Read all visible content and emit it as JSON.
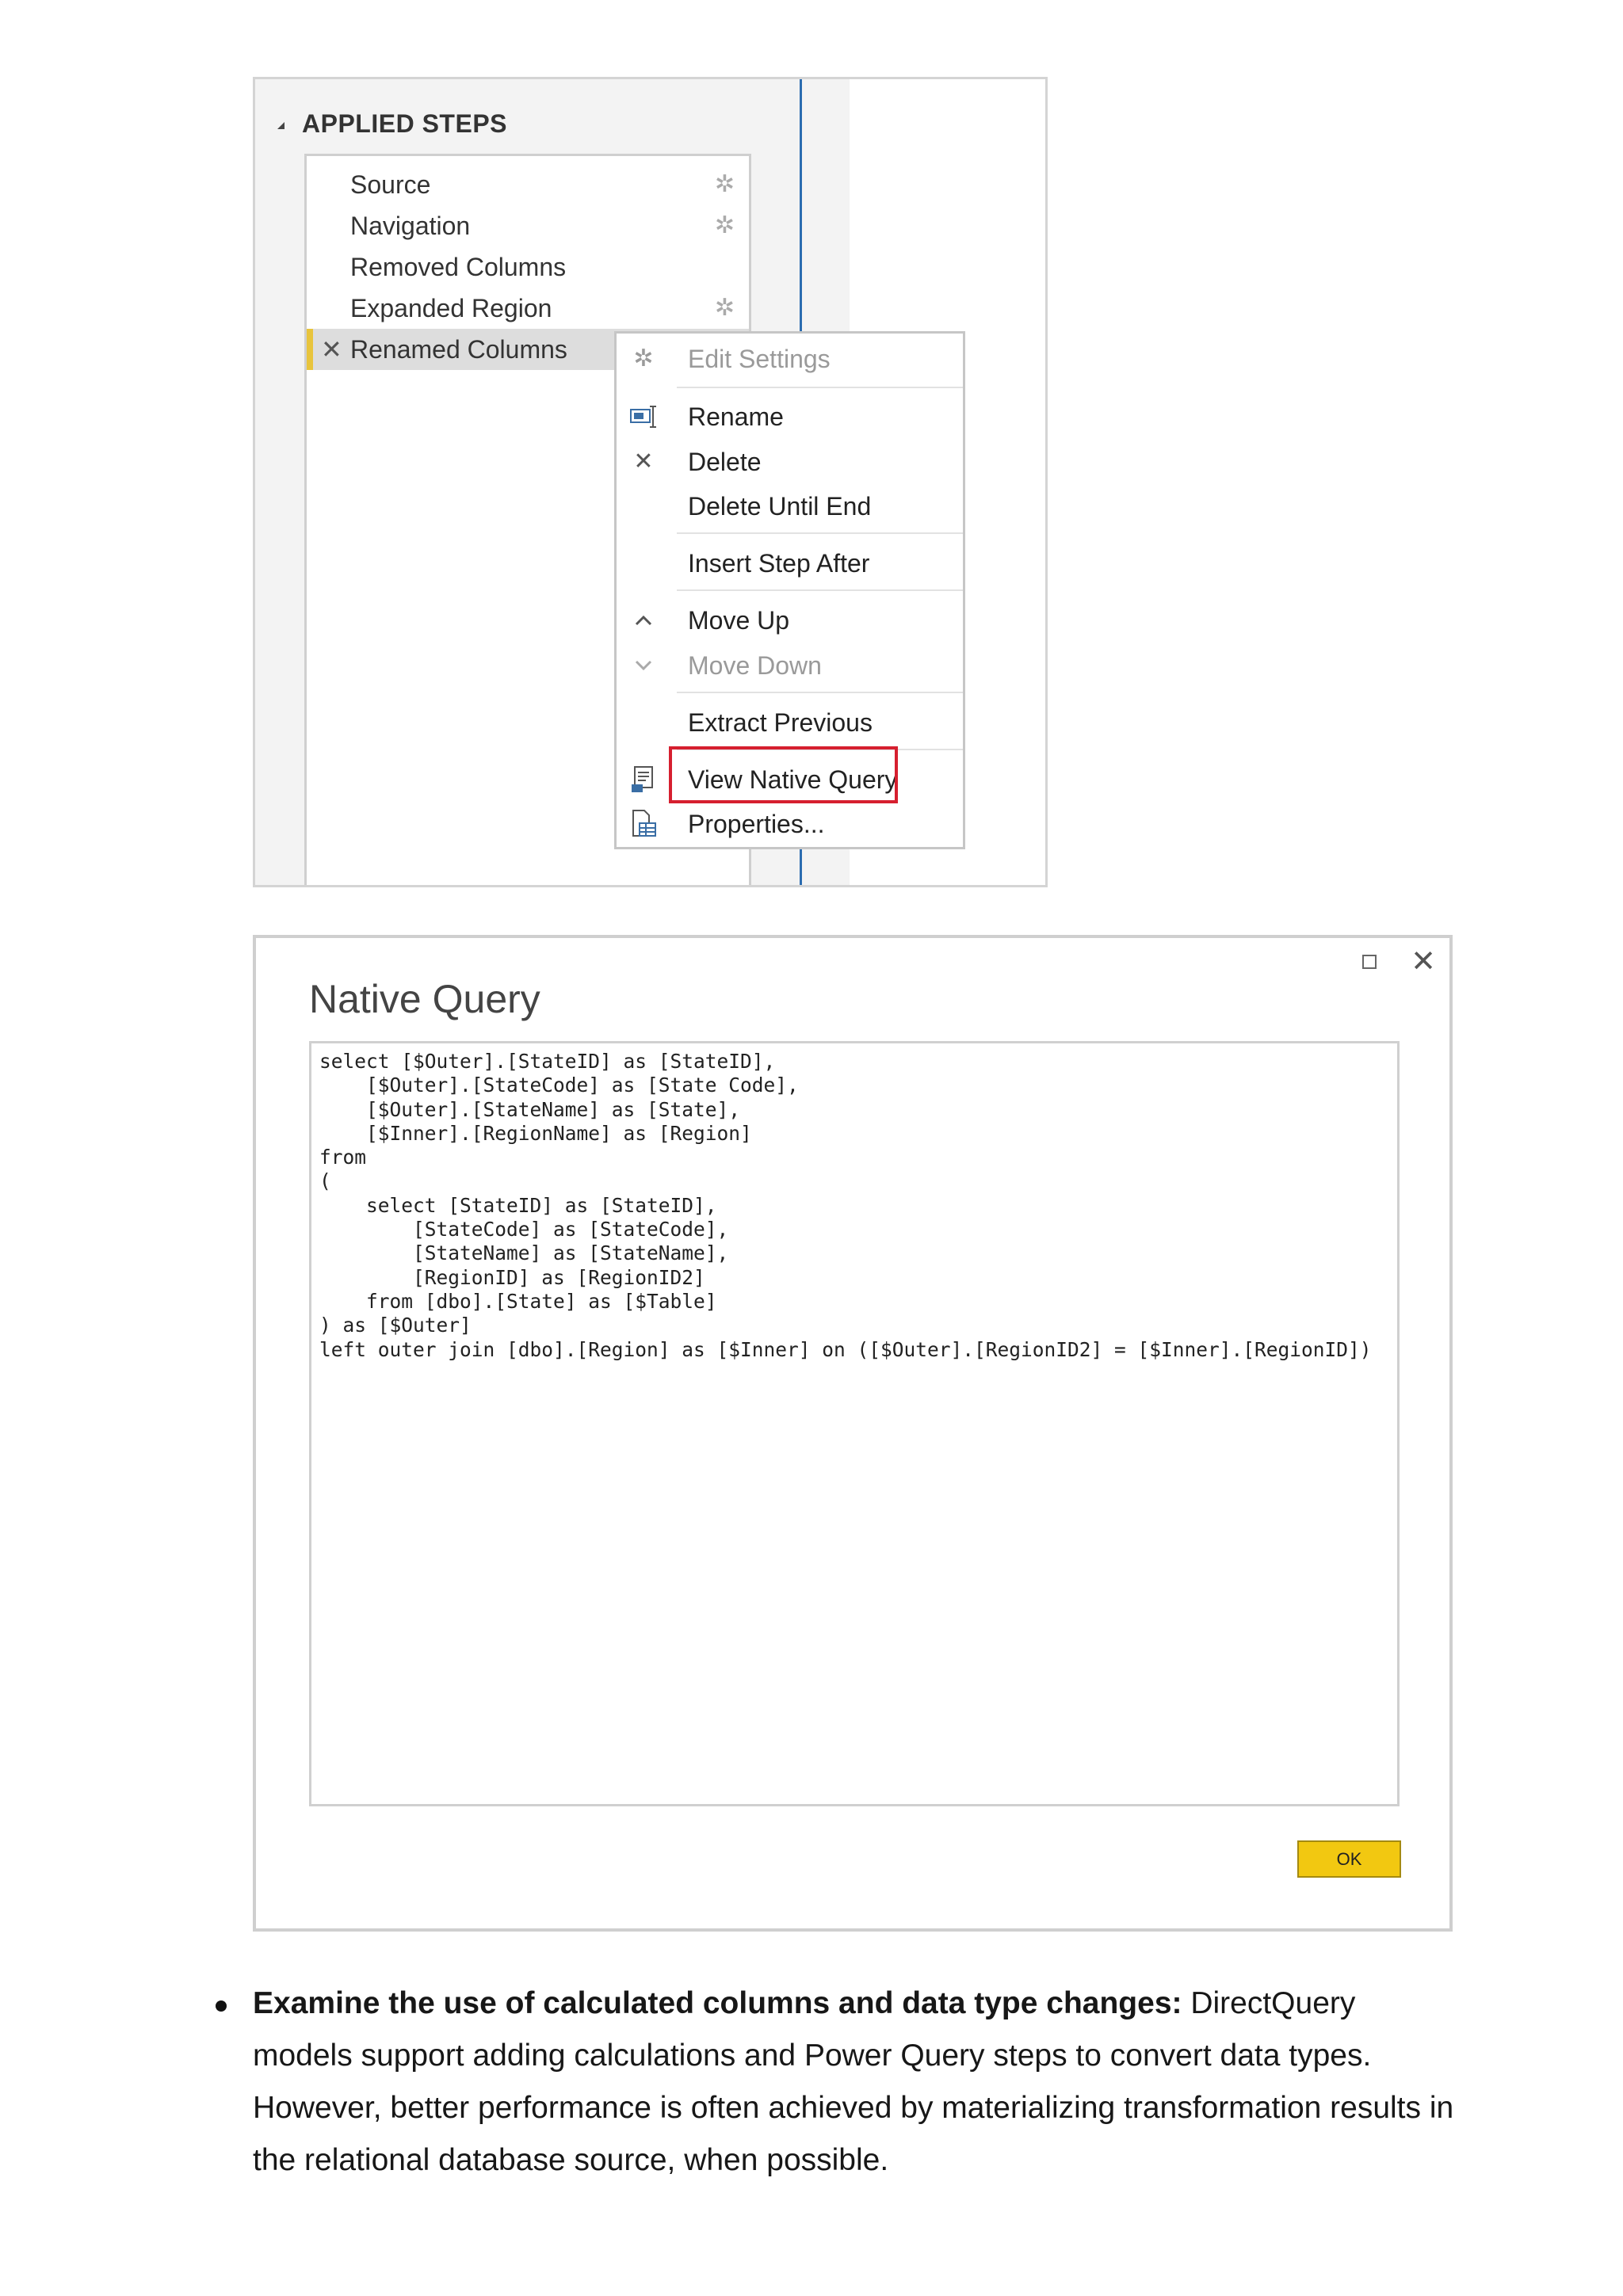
{
  "applied_steps": {
    "title": "APPLIED STEPS",
    "steps": [
      {
        "label": "Source",
        "has_gear": true
      },
      {
        "label": "Navigation",
        "has_gear": true
      },
      {
        "label": "Removed Columns",
        "has_gear": false
      },
      {
        "label": "Expanded Region",
        "has_gear": true
      },
      {
        "label": "Renamed Columns",
        "has_gear": false,
        "selected": true
      }
    ]
  },
  "context_menu": {
    "edit_settings": "Edit Settings",
    "rename": "Rename",
    "delete": "Delete",
    "delete_until_end": "Delete Until End",
    "insert_step_after": "Insert Step After",
    "move_up": "Move Up",
    "move_down": "Move Down",
    "extract_previous": "Extract Previous",
    "view_native_query": "View Native Query",
    "properties": "Properties..."
  },
  "native_query": {
    "title": "Native Query",
    "query": "select [$Outer].[StateID] as [StateID],\n    [$Outer].[StateCode] as [State Code],\n    [$Outer].[StateName] as [State],\n    [$Inner].[RegionName] as [Region]\nfrom\n(\n    select [StateID] as [StateID],\n        [StateCode] as [StateCode],\n        [StateName] as [StateName],\n        [RegionID] as [RegionID2]\n    from [dbo].[State] as [$Table]\n) as [$Outer]\nleft outer join [dbo].[Region] as [$Inner] on ([$Outer].[RegionID2] = [$Inner].[RegionID])",
    "ok_label": "OK"
  },
  "bullet": {
    "bold": "Examine the use of calculated columns and data type changes:",
    "text": " DirectQuery models support adding calculations and Power Query steps to convert data types. However, better performance is often achieved by materializing transformation results in the relational database source, when possible."
  },
  "colors": {
    "highlight_border": "#d61f2f",
    "ok_button": "#f2c811",
    "selected_step_marker": "#e8c43c"
  }
}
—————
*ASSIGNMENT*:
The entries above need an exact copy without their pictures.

*SOLUTION FOR THIS EXERCISE*:
Read all visible content and emit it as JSON.
{
  "applied_steps": {
    "title": "APPLIED STEPS",
    "steps": [
      {
        "label": "Source",
        "has_gear": true
      },
      {
        "label": "Navigation",
        "has_gear": true
      },
      {
        "label": "Removed Columns",
        "has_gear": false
      },
      {
        "label": "Expanded Region",
        "has_gear": true
      },
      {
        "label": "Renamed Columns",
        "has_gear": false,
        "selected": true
      }
    ]
  },
  "context_menu": {
    "edit_settings": "Edit Settings",
    "rename": "Rename",
    "delete": "Delete",
    "delete_until_end": "Delete Until End",
    "insert_step_after": "Insert Step After",
    "move_up": "Move Up",
    "move_down": "Move Down",
    "extract_previous": "Extract Previous",
    "view_native_query": "View Native Query",
    "properties": "Properties..."
  },
  "native_query": {
    "title": "Native Query",
    "query": "select [$Outer].[StateID] as [StateID],\n    [$Outer].[StateCode] as [State Code],\n    [$Outer].[StateName] as [State],\n    [$Inner].[RegionName] as [Region]\nfrom\n(\n    select [StateID] as [StateID],\n        [StateCode] as [StateCode],\n        [StateName] as [StateName],\n        [RegionID] as [RegionID2]\n    from [dbo].[State] as [$Table]\n) as [$Outer]\nleft outer join [dbo].[Region] as [$Inner] on ([$Outer].[RegionID2] = [$Inner].[RegionID])",
    "ok_label": "OK"
  },
  "bullet": {
    "bold": "Examine the use of calculated columns and data type changes:",
    "text": " DirectQuery models support adding calculations and Power Query steps to convert data types. However, better performance is often achieved by materializing transformation results in the relational database source, when possible."
  },
  "colors": {
    "highlight_border": "#d61f2f",
    "ok_button": "#f2c811",
    "selected_step_marker": "#e8c43c"
  }
}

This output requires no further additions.